Dueling Dino

(Image credit: Image courtesy of Black Hills Institute of Geological Research Inc. and Katie Busch, Owner/Partner CK Preparations))

An artist's model of the Montana Dueling Dinosaurs based on geographical placement of the fossils.

Rare Find

(Image credit: Courtesy of Bonhams)

The Dueling Dinosaurs are billed as the most complete dinosaur skeletons ever found in the Hell Creek Formation in Montana. Shown here is the snout of a theropod, thought by some to represent a Nanotyrannus lancensis.

Nanotyrannus?

(Image credit: Courtesy of Bonhams)
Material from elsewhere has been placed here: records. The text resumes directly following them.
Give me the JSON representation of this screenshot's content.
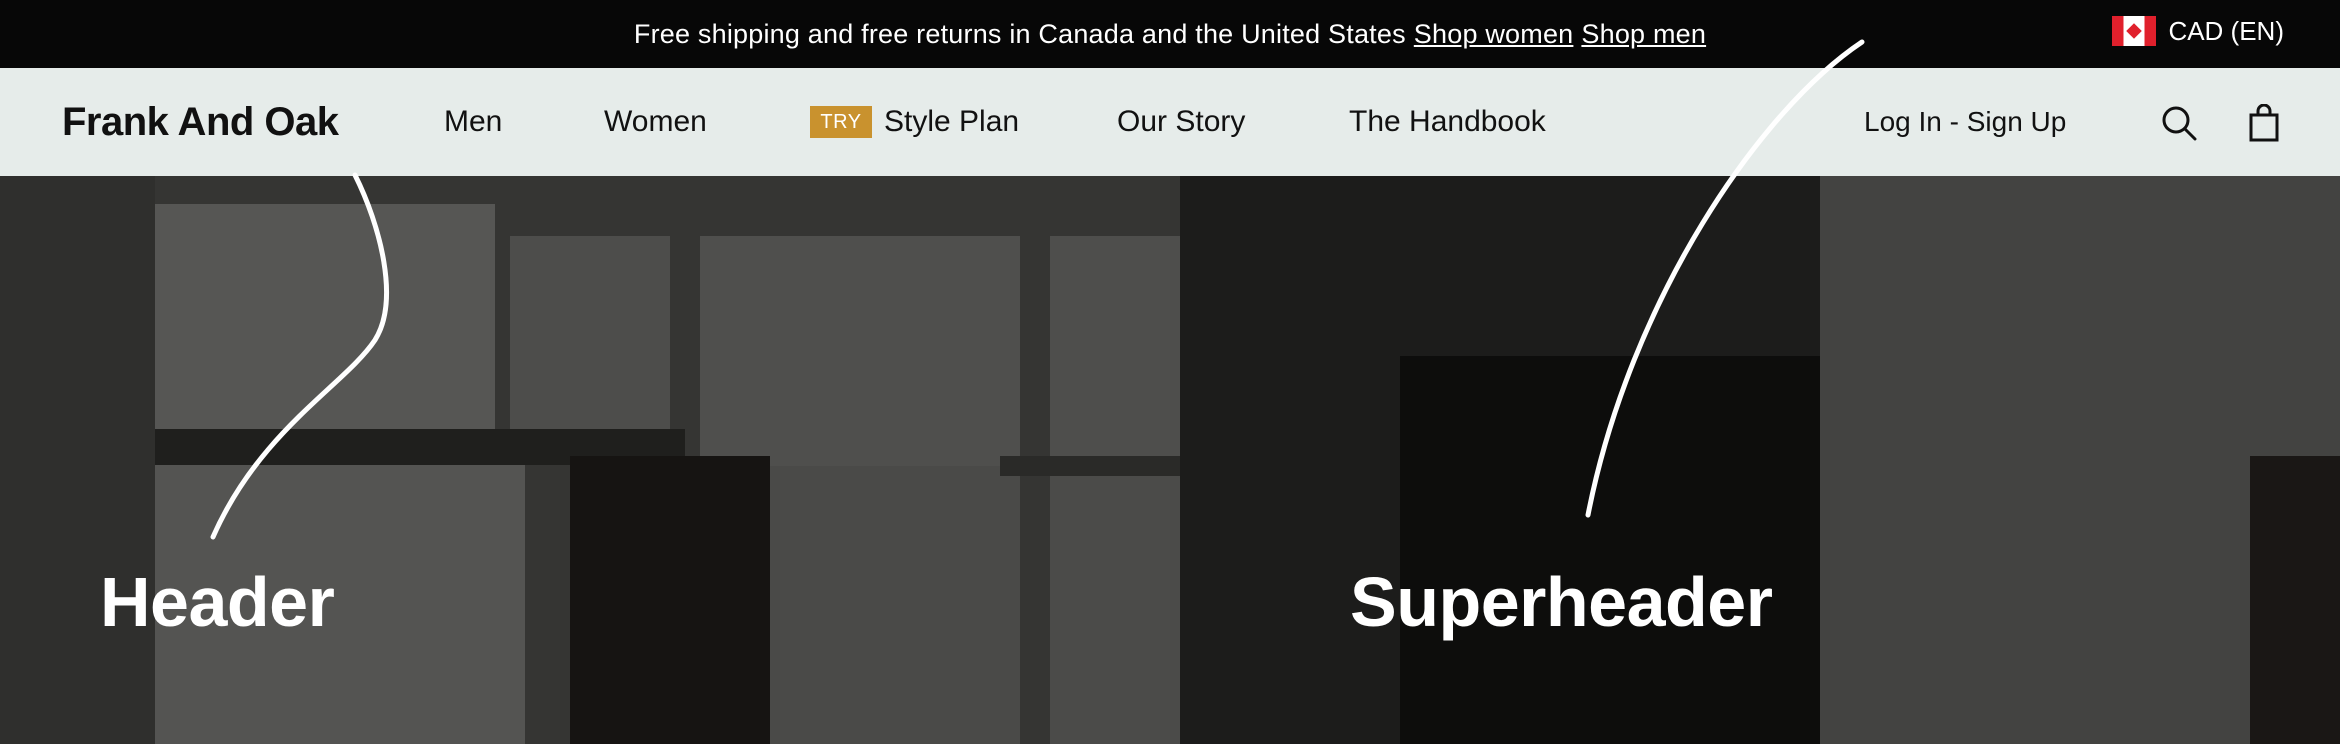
{
  "superheader": {
    "promo_text": "Free shipping and free returns in Canada and the United States",
    "shop_women": "Shop women",
    "shop_men": "Shop men",
    "currency": "CAD (EN)",
    "flag_icon": "canada-flag-icon"
  },
  "header": {
    "logo": "Frank And Oak",
    "nav": {
      "men": "Men",
      "women": "Women",
      "try_badge": "TRY",
      "style_plan": "Style Plan",
      "our_story": "Our Story",
      "handbook": "The Handbook"
    },
    "login": "Log In - Sign Up",
    "search_icon": "search-icon",
    "cart_icon": "shopping-bag-icon"
  },
  "annotations": {
    "header_label": "Header",
    "superheader_label": "Superheader"
  },
  "colors": {
    "superheader_bg": "#070707",
    "header_bg": "#e6ecea",
    "try_badge": "#c9922e",
    "hero_bg": "#353533"
  }
}
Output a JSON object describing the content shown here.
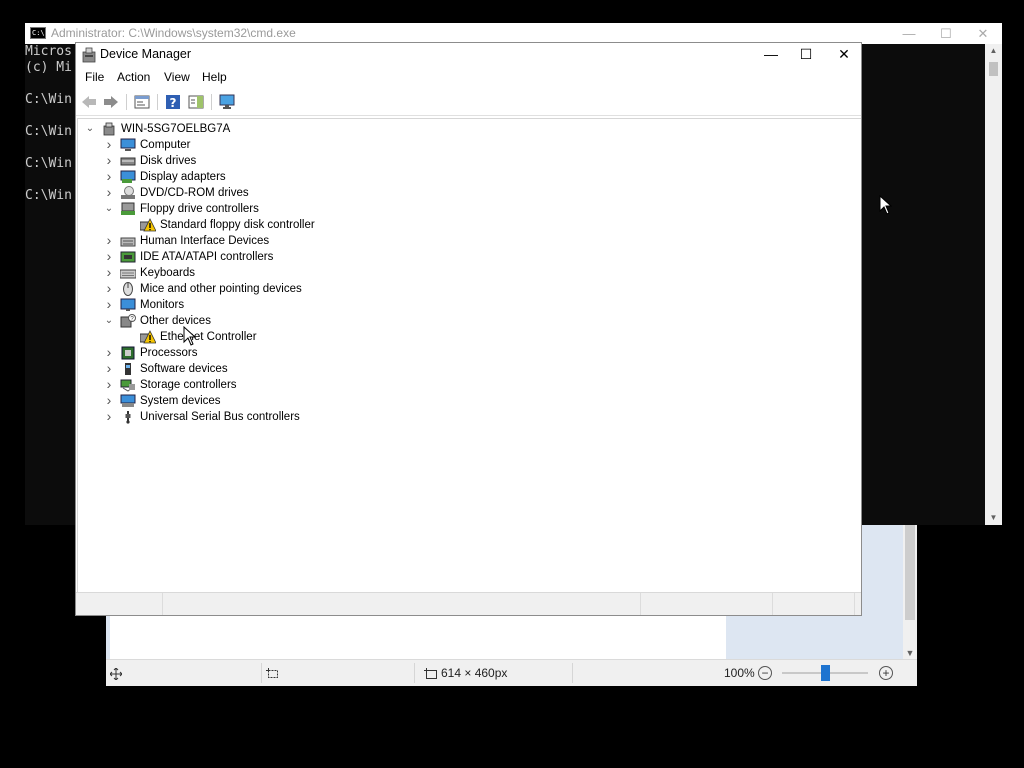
{
  "cmd": {
    "title": "Administrator: C:\\Windows\\system32\\cmd.exe",
    "lines": [
      "Micros",
      "(c) Mi",
      "",
      "C:\\Win",
      "",
      "C:\\Win",
      "",
      "C:\\Win",
      "",
      "C:\\Win"
    ]
  },
  "device_manager": {
    "title": "Device Manager",
    "menu": [
      "File",
      "Action",
      "View",
      "Help"
    ],
    "root": "WIN-5SG7OELBG7A",
    "nodes": [
      {
        "label": "Computer",
        "icon": "computer-icon",
        "expanded": false
      },
      {
        "label": "Disk drives",
        "icon": "disk-drive-icon",
        "expanded": false
      },
      {
        "label": "Display adapters",
        "icon": "display-adapter-icon",
        "expanded": false
      },
      {
        "label": "DVD/CD-ROM drives",
        "icon": "dvd-drive-icon",
        "expanded": false
      },
      {
        "label": "Floppy drive controllers",
        "icon": "floppy-controller-icon",
        "expanded": true
      },
      {
        "label": "Standard floppy disk controller",
        "icon": "warning-device-icon",
        "child": true
      },
      {
        "label": "Human Interface Devices",
        "icon": "hid-icon",
        "expanded": false
      },
      {
        "label": "IDE ATA/ATAPI controllers",
        "icon": "ide-controller-icon",
        "expanded": false
      },
      {
        "label": "Keyboards",
        "icon": "keyboard-icon",
        "expanded": false
      },
      {
        "label": "Mice and other pointing devices",
        "icon": "mouse-icon",
        "expanded": false
      },
      {
        "label": "Monitors",
        "icon": "monitor-icon",
        "expanded": false
      },
      {
        "label": "Other devices",
        "icon": "other-devices-icon",
        "expanded": true
      },
      {
        "label": "Ethernet Controller",
        "icon": "warning-device-icon",
        "child": true
      },
      {
        "label": "Processors",
        "icon": "processor-icon",
        "expanded": false
      },
      {
        "label": "Software devices",
        "icon": "software-device-icon",
        "expanded": false
      },
      {
        "label": "Storage controllers",
        "icon": "storage-controller-icon",
        "expanded": false
      },
      {
        "label": "System devices",
        "icon": "system-devices-icon",
        "expanded": false
      },
      {
        "label": "Universal Serial Bus controllers",
        "icon": "usb-icon",
        "expanded": false
      }
    ]
  },
  "paint": {
    "status": {
      "dimensions": "614 × 460px",
      "zoom": "100%"
    },
    "zoom_level": 100
  },
  "colors": {
    "accent": "#1e74d0",
    "warning": "#f5c400"
  }
}
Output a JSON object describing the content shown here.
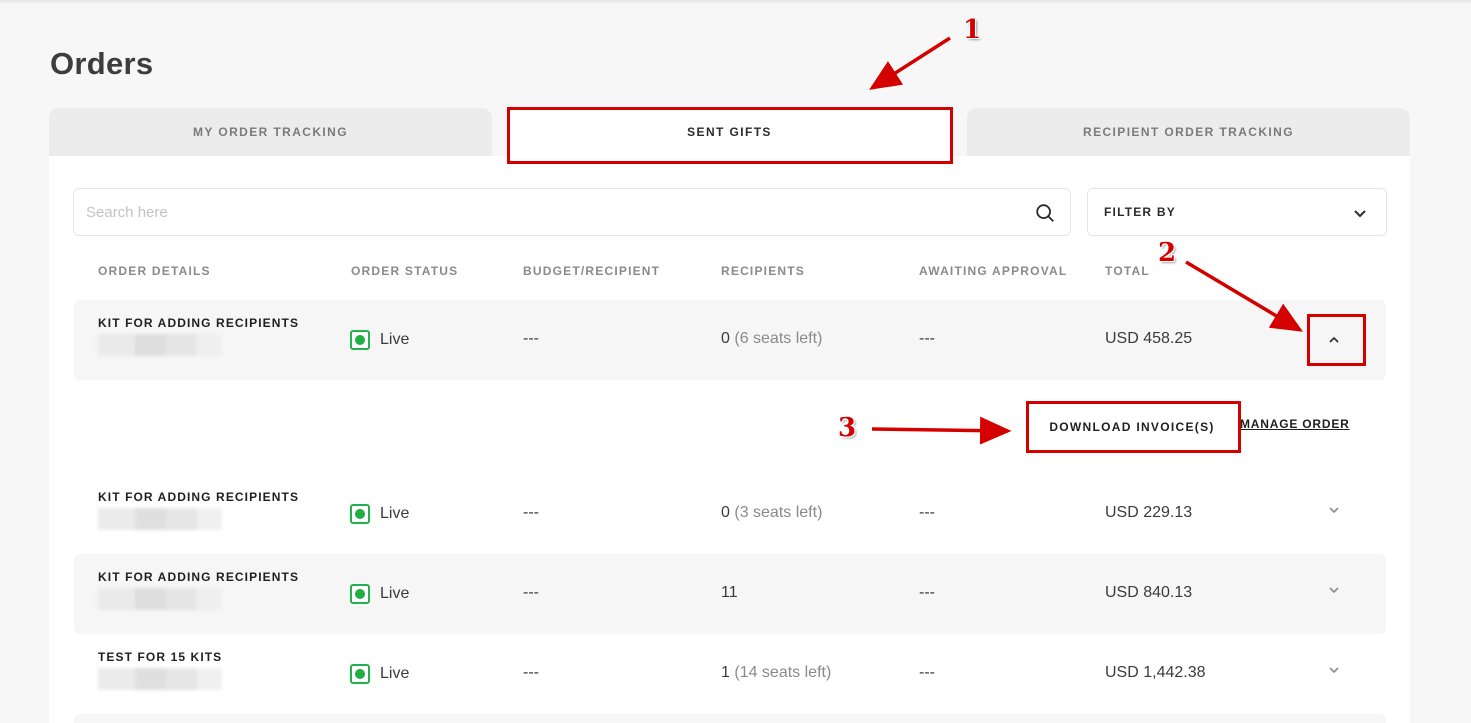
{
  "page": {
    "title": "Orders"
  },
  "tabs": [
    {
      "label": "MY ORDER TRACKING",
      "active": false
    },
    {
      "label": "SENT GIFTS",
      "active": true
    },
    {
      "label": "RECIPIENT ORDER TRACKING",
      "active": false
    }
  ],
  "search": {
    "placeholder": "Search here",
    "value": "",
    "icon": "search-icon"
  },
  "filter": {
    "label": "FILTER BY",
    "icon": "chevron-down-icon"
  },
  "columns": [
    "ORDER DETAILS",
    "ORDER STATUS",
    "BUDGET/RECIPIENT",
    "RECIPIENTS",
    "AWAITING APPROVAL",
    "TOTAL"
  ],
  "orders": [
    {
      "name": "KIT FOR ADDING RECIPIENTS",
      "status": "Live",
      "budget": "---",
      "recipients": "0",
      "seats": "(6 seats left)",
      "awaiting": "---",
      "total": "USD 458.25",
      "expanded": true
    },
    {
      "name": "KIT FOR ADDING RECIPIENTS",
      "status": "Live",
      "budget": "---",
      "recipients": "0",
      "seats": "(3 seats left)",
      "awaiting": "---",
      "total": "USD 229.13",
      "expanded": false
    },
    {
      "name": "KIT FOR ADDING RECIPIENTS",
      "status": "Live",
      "budget": "---",
      "recipients": "11",
      "seats": "",
      "awaiting": "---",
      "total": "USD 840.13",
      "expanded": false
    },
    {
      "name": "TEST FOR 15 KITS",
      "status": "Live",
      "budget": "---",
      "recipients": "1",
      "seats": "(14 seats left)",
      "awaiting": "---",
      "total": "USD 1,442.38",
      "expanded": false
    }
  ],
  "order_actions": {
    "download": "DOWNLOAD INVOICE(S)",
    "manage": "MANAGE ORDER"
  },
  "annotations": {
    "one": "1",
    "two": "2",
    "three": "3",
    "color": "#d40000"
  },
  "colors": {
    "status_live": "#1fae3f",
    "background": "#f7f7f7",
    "tab_inactive": "#ececec"
  }
}
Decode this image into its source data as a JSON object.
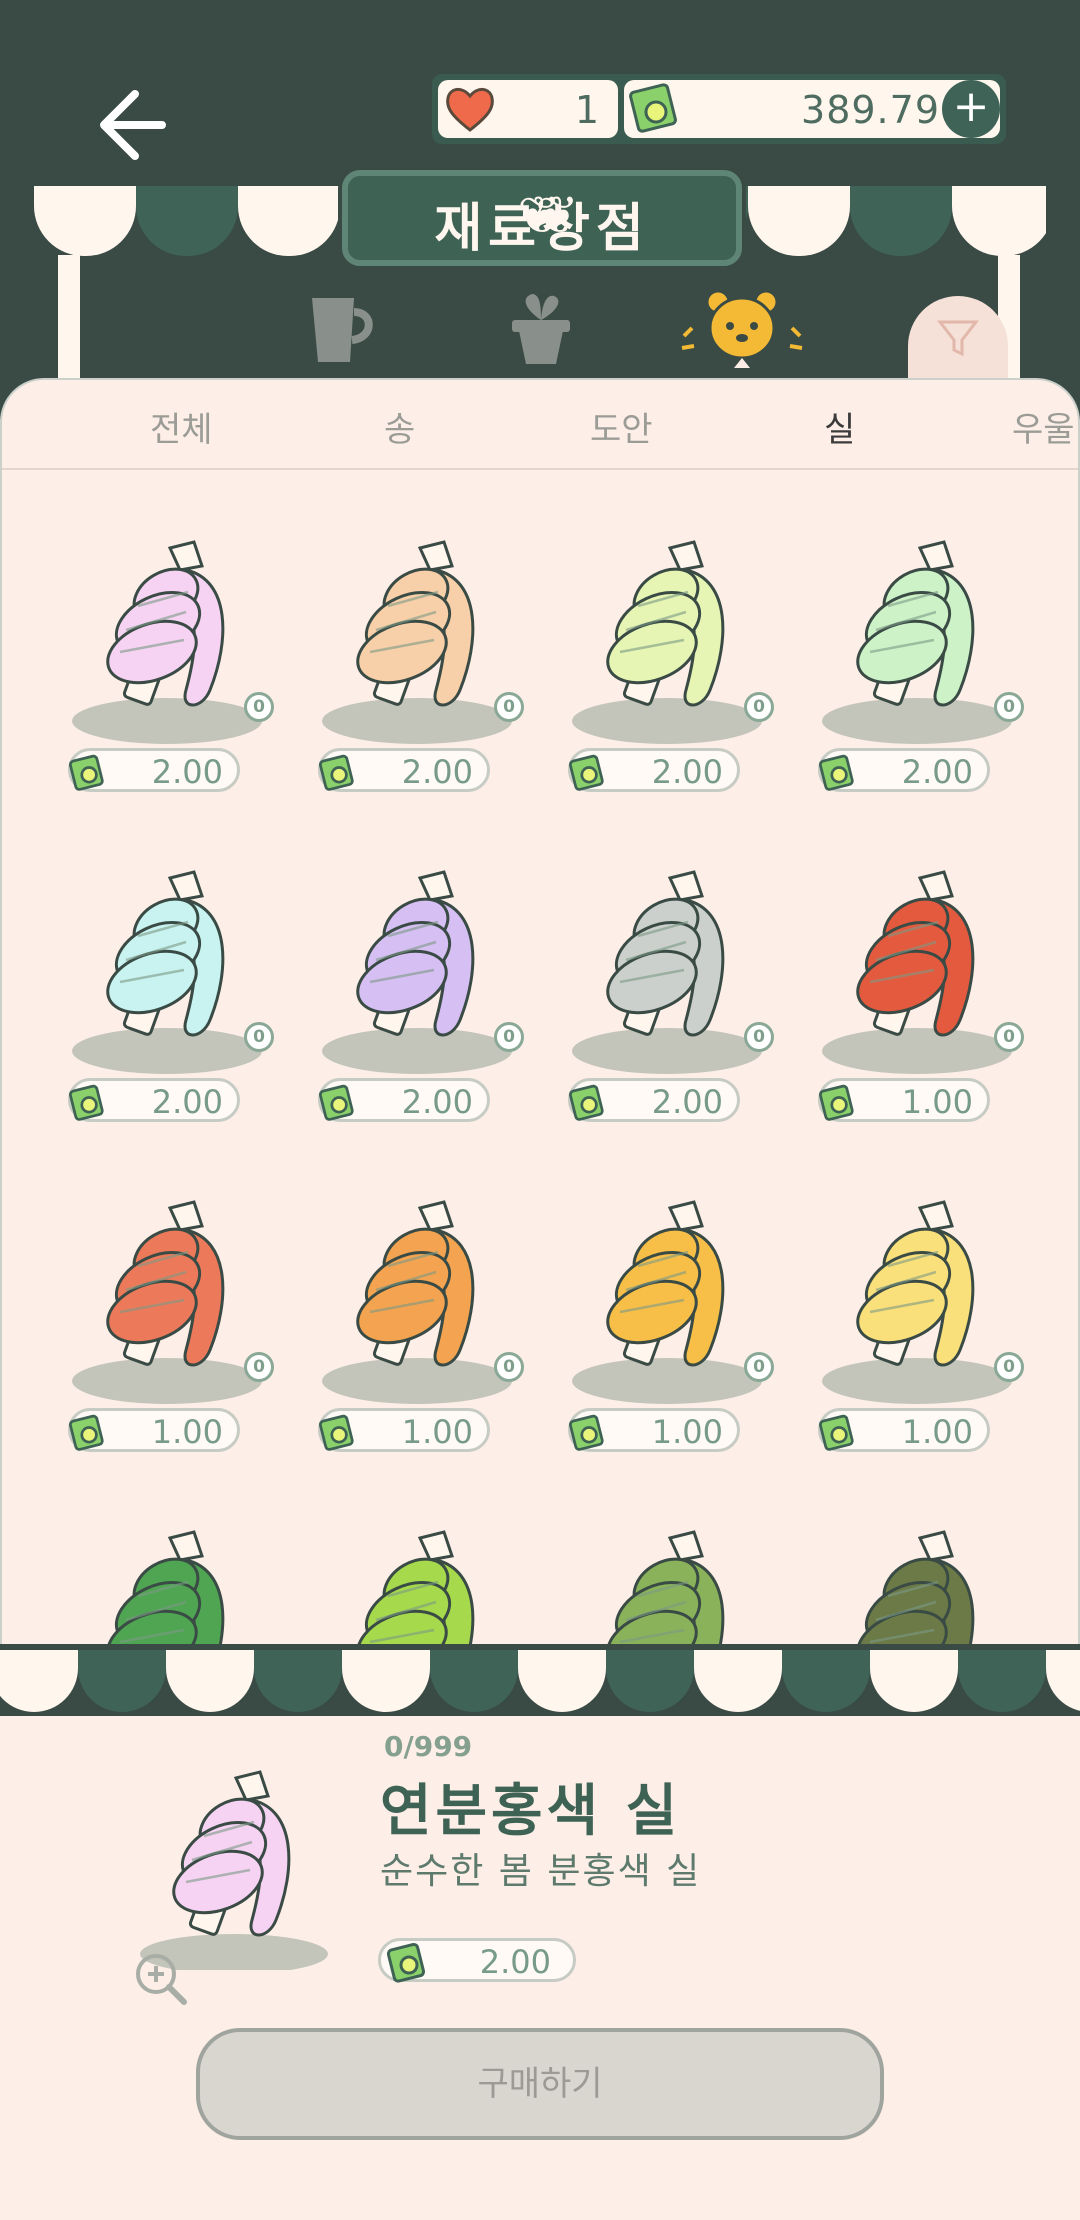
{
  "header": {
    "hearts": "1",
    "money": "389.79",
    "plus_label": "+",
    "shop_title": "재료상점"
  },
  "colors": {
    "header_bg": "#3a4b45",
    "accent_green": "#3e6254",
    "sheet_bg": "#fdefe8"
  },
  "categories": [
    {
      "icon": "cup-icon"
    },
    {
      "icon": "flowerpot-icon"
    },
    {
      "icon": "bear-icon",
      "active": true
    }
  ],
  "subtabs": [
    {
      "label": "전체"
    },
    {
      "label": "송"
    },
    {
      "label": "도안"
    },
    {
      "label": "실",
      "active": true
    },
    {
      "label": "우울"
    }
  ],
  "items": [
    {
      "color": "#f6d3f2",
      "count": "0",
      "price": "2.00"
    },
    {
      "color": "#f7cfa8",
      "count": "0",
      "price": "2.00"
    },
    {
      "color": "#e6f5b4",
      "count": "0",
      "price": "2.00"
    },
    {
      "color": "#cdf2c7",
      "count": "0",
      "price": "2.00"
    },
    {
      "color": "#c9f3f1",
      "count": "0",
      "price": "2.00"
    },
    {
      "color": "#d6bff2",
      "count": "0",
      "price": "2.00"
    },
    {
      "color": "#cbd0cc",
      "count": "0",
      "price": "2.00"
    },
    {
      "color": "#e45a3f",
      "count": "0",
      "price": "1.00"
    },
    {
      "color": "#ec7a5a",
      "count": "0",
      "price": "1.00"
    },
    {
      "color": "#f4a450",
      "count": "0",
      "price": "1.00"
    },
    {
      "color": "#f7bf48",
      "count": "0",
      "price": "1.00"
    },
    {
      "color": "#fae07a",
      "count": "0",
      "price": "1.00"
    },
    {
      "color": "#4fa552"
    },
    {
      "color": "#a6d94c"
    },
    {
      "color": "#8ab25a"
    },
    {
      "color": "#6b7a46"
    }
  ],
  "detail": {
    "stock": "0/999",
    "name": "연분홍색 실",
    "description": "순수한 봄 분홍색 실",
    "price": "2.00",
    "color": "#f6d3f2",
    "buy_label": "구매하기"
  }
}
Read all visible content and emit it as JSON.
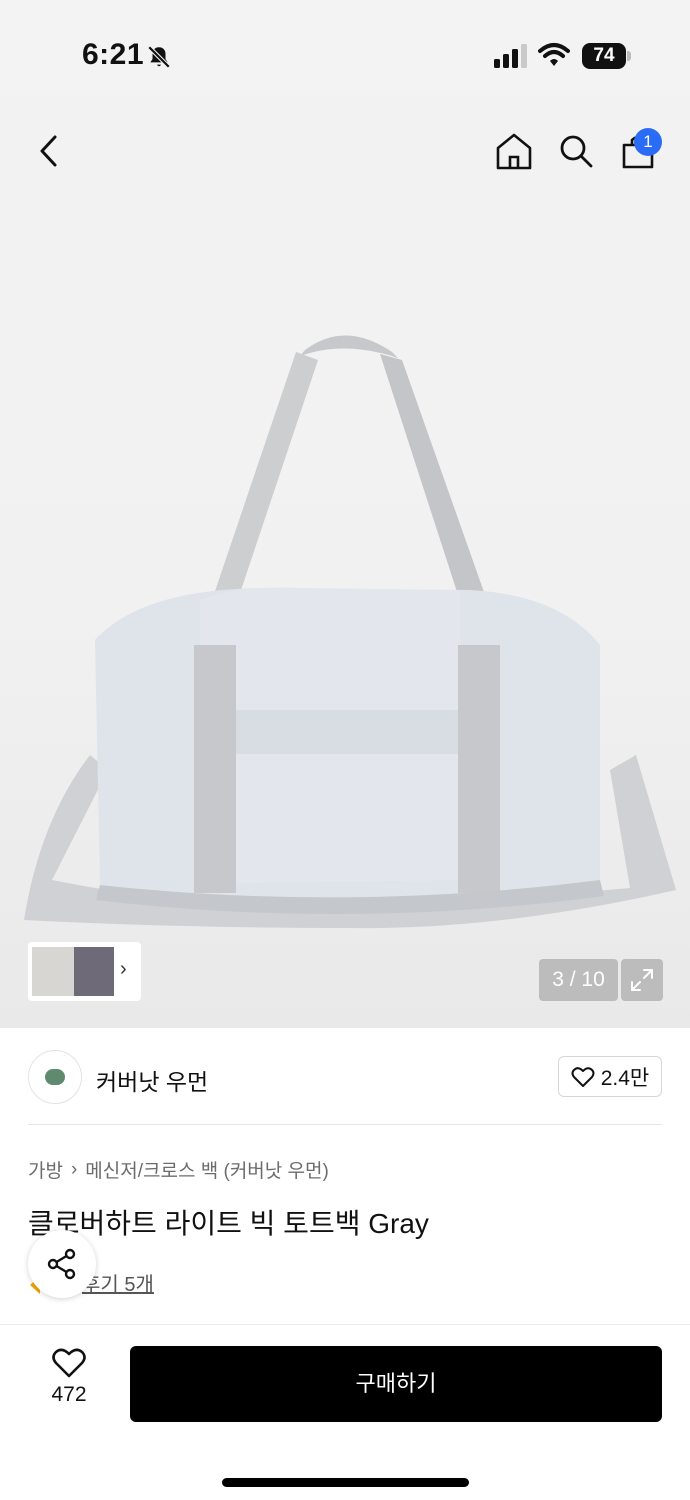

The theropod in the Dueling Dinosaurs group lies encased in its field jacket. Scientists have debated whether specimens dubbed Nanotyrannus actually represent members of a distinct species or simply juvenile versions of T. rex.

Dino Cowboy

(Image credit: Megan Gannon/LiveScience)

Clayton Phipps, also known as the Dinosaur Cowboy, excavated the fossils up for auction at Bonhams.

Dino Skin

(Image credit: Courtesy of Bonhams)

Some of the coarse skin of the ceratopsid is preserved on the fossil.

Triceratops

(Image credit: Courtesy of Bonhams)

The fossils' sellers say the ceratopsid (its foot is shown here) could represent a new species of Triceratops or early Triceratops horridus.

Megan Gannon
Megan has been writing for Live Science and Space.com since 2012. Her interests range from archaeology to space exploration, and she has a bachelor's degree in English and art history from New York University. Megan spent two years as a reporter on the national desk at NewsCore. She has watched dinosaur auctions, witnessed rocket launches, licked ancient pottery sherds in Cyprus and flown in zero gravity. Follow her on Twitter and Google+.